Back to Best Buy, and speaking of trust, ironically, that is the acronym that Best Buy now uses for its latest and greatest in-store sales process (according to one of Best Buy’s store managers with whom my business partner had a long conversation recently). At Best Buy, TRUST is:
T = Thanks for coming
R = Respect
U = Understand (listen)
S = Solve
T = Thanks again
Based on my experience at Best Buy, I would change the process to “TRUSST.” The first three elements are great and Best Buy nailed ’em. From there, I’d add another step and throw in a few qualifiers:
T = Thanks for coming
R = Respect
U = Understand (listen)
S = Solve. I'd add "seamlessly" to the solve stage. Additional ideas . . .

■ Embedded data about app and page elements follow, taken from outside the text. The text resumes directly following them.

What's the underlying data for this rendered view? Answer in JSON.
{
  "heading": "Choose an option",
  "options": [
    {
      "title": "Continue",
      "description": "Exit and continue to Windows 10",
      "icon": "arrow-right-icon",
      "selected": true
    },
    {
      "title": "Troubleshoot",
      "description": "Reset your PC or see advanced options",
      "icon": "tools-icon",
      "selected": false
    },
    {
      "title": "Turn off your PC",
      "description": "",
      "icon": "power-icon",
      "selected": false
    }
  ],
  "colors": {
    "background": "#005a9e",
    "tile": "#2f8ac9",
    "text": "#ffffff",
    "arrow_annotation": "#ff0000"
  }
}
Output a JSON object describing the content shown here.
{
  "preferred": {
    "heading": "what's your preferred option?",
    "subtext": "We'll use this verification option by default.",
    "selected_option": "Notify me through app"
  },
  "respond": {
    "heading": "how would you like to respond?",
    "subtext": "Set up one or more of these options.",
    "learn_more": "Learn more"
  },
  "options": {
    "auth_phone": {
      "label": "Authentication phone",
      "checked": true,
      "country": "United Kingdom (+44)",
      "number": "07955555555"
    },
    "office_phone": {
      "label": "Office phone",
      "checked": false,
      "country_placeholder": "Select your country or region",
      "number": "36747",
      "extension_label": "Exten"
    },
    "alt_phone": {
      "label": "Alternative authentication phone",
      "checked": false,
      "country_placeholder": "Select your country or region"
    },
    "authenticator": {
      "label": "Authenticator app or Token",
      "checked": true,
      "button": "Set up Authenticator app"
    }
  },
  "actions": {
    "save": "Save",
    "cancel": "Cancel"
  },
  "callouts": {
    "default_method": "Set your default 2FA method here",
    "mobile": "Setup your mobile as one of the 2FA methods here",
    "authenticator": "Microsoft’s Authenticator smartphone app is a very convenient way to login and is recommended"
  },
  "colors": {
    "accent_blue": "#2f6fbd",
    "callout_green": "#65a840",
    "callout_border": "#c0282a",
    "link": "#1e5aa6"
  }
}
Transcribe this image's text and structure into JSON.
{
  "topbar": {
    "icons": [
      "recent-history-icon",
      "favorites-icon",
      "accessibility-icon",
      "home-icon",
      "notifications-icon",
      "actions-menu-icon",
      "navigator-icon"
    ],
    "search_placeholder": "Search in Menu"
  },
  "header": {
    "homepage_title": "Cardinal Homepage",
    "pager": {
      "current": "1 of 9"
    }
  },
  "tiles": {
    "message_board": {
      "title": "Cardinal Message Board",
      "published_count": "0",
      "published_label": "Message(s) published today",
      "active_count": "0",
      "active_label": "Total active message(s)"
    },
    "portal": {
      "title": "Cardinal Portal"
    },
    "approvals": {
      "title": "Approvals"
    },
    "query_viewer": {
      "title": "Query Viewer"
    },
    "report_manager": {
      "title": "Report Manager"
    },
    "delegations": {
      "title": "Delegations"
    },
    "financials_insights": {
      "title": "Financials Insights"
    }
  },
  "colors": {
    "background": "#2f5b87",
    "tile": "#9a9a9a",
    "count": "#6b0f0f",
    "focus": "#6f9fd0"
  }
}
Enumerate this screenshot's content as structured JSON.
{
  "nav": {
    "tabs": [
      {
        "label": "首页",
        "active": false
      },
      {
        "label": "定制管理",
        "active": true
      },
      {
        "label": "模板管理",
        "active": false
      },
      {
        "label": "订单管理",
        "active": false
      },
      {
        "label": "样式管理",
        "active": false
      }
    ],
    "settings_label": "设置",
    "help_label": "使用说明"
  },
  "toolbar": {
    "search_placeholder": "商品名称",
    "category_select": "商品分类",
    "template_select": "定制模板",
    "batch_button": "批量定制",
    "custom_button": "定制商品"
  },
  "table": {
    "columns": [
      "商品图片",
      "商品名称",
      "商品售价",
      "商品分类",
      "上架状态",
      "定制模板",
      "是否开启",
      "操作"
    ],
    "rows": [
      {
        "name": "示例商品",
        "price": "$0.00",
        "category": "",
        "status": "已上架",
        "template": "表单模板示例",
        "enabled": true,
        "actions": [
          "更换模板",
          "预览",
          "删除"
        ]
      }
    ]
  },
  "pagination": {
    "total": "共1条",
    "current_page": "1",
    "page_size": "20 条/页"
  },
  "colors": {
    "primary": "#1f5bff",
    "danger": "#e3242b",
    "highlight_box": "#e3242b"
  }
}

- Everything gets delivered and installed in one trip (or, if that moves the dates out, let the customer choose the multiple delivery option).
- Put a stake in the ground assessing the average installation and quote a “not to exceed.” This could be the upper end of the “range” quoted to my friend during the Best Buy visit but “not to exceed” has a nice ring to it.
- With female shoppers, present furniture/display options earlier in the process and keep catalogs of additional options at the ready for choices that could be delivered and assembled with other components.
S = Sell! Ah, the critical miss and my suggested add.
- Don’t let the shopper leave the store without buying, or at minimum, without having a defined next step
- Arm associates with on-the-spot incentives that may be leveraged based on the number of components to the sale, the dollar amount or other criteria. When asked, the Blue Shirt we worked with said he could not budge at all since the items we were considering were the “latest technology.” So, offering a 5% discount, a break on installation, throwing in a cable . . . not an option for a $5,000 sale? I guarantee that a small incentive would have closed this sale despite the other hiccups. Combined with them, the lack of wiggle room was a killer.
- If the sale cannot be nailed, identify the next step for the shopper, and get it on the books. Book the installation estimate trip while they are there, and make it that week based on the SHOPPER’S availability. At Best Buy, leaving the store without a next step actually felt weird. After that amount of time, my friend needed something to say “yes” to, not something to think about.
T= Thanks again. Fine, but I'd add some kind of validation piece . . . Complimenting them on the choice(s), calling them by name one last time (BTW, the Blue Shirt at Best Buy never asked for my friend's name) . . .
Finally, I have a sneaking suspicion that non-commissioned sales played at least a small role in the story. What was the Bllue Shirt's incentive to nail the sale? A commissioned salesperson's heart would have been racing along with ours and that alone would have accelerated the vibe and created urgency, I think.
In general, my take is that retail sales processes have gotten too soft and open-ended . . . I say that as a woman, and one who does not like to be “hard sold” (though, as I’m fond of pointing out, I actually LOVE being “well-sold”). A great customer experience doesn’t have to come at the expense of nailing the sale . . . Does it?
What would you add to the TRUST (or TRUSST) process? Does it hit the mark? Any tales of lost sales you'd like to share?
Want to explore what these and other retail dynamics mean to your retail positioning? Contact me directly at firstname.lastname@example.org